In general, it is well-recognized that both acute physical exercises and regular physical training influence brain plasticity and cognitive functions positively. However, growing evidence shows that the same physical exercises induce very heterogeneous outcomes across individuals. In an attempt to better understand this interindividual heterogeneity in response to acute and regular physical exercising, most research, so far, has focused on non-modifiable factors such as sex and different genotypes, while relatively little attention has been paid to exercise prescription as a modifiable factor. With an adapted exercise prescription dosage can be made comparable across individuals, a procedure which is necessary to better understand the dose-response relationship in exercise-cognition research. This improved understanding of dose-response relationships could help to design more efficient physical training approaches against, for instance, cognitive decline.

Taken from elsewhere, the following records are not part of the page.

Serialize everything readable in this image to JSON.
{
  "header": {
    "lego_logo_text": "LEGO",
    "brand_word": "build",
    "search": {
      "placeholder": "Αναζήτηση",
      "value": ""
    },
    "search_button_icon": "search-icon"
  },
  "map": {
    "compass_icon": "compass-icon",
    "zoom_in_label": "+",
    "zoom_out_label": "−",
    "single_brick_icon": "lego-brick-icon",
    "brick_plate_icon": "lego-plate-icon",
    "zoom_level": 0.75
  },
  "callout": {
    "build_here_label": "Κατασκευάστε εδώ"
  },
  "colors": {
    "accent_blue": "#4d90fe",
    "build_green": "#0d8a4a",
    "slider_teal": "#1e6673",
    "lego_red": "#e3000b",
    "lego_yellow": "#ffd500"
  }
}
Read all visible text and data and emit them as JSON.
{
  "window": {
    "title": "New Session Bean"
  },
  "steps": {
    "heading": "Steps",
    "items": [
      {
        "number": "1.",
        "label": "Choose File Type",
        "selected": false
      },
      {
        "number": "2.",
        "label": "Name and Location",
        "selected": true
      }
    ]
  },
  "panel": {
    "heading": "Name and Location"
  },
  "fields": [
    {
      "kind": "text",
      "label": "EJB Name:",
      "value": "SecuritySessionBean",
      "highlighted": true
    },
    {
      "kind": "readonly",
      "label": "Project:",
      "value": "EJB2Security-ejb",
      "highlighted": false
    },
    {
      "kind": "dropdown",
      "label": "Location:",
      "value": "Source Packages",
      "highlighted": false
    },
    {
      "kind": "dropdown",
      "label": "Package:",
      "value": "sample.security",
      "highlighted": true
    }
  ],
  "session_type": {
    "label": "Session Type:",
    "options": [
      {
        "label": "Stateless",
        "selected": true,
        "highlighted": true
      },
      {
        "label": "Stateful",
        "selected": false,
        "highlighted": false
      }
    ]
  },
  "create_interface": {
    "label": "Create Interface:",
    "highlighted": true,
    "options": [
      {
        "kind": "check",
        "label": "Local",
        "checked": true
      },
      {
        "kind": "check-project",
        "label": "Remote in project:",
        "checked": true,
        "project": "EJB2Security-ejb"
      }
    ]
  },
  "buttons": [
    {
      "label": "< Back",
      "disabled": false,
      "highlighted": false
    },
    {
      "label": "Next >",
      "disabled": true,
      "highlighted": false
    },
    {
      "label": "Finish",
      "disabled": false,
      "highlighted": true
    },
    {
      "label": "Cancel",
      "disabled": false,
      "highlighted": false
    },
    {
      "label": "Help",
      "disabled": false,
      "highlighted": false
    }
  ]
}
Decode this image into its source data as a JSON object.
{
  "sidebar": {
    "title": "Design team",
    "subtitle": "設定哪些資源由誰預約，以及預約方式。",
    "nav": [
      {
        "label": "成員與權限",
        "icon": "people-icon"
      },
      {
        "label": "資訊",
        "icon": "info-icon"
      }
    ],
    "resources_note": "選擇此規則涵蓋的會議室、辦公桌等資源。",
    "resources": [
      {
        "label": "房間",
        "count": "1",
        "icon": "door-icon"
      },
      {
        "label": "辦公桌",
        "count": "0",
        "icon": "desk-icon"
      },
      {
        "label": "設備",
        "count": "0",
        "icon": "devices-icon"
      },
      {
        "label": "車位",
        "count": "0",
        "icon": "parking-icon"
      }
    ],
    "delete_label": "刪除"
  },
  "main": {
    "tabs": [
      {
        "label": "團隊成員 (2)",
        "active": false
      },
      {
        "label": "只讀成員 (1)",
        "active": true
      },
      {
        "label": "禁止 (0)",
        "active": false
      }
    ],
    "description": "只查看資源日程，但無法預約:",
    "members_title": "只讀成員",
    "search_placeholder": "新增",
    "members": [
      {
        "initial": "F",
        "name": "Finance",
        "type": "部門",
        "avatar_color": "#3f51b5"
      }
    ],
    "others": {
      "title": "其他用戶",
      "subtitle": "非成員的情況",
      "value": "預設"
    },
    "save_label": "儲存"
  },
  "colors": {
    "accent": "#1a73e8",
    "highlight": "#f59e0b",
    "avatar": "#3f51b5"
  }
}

Keywords: physical activity, Cognition, Personalized training, personalized medicine, neuroplasticity, Neuroprotection

Received: 29 Apr 2019; Accepted: 01 Oct 2019.

Copyright: © 2019 Herold, Müller, Gronwald and Mueller. This is an open-access article distributed under the terms of the Creative Commons Attribution License (CC BY). The use, distribution or reproduction in other forums is permitted, provided the original author(s) and the copyright owner(s) are credited and that the original publication in this journal is cited, in accordance with accepted academic practice. No use, distribution or reproduction is permitted which does not comply with these terms.

* Correspondence: Mr. Fabian Herold, German Center for Neurodegenerative Diseases (DZNE), Bonn, Germany,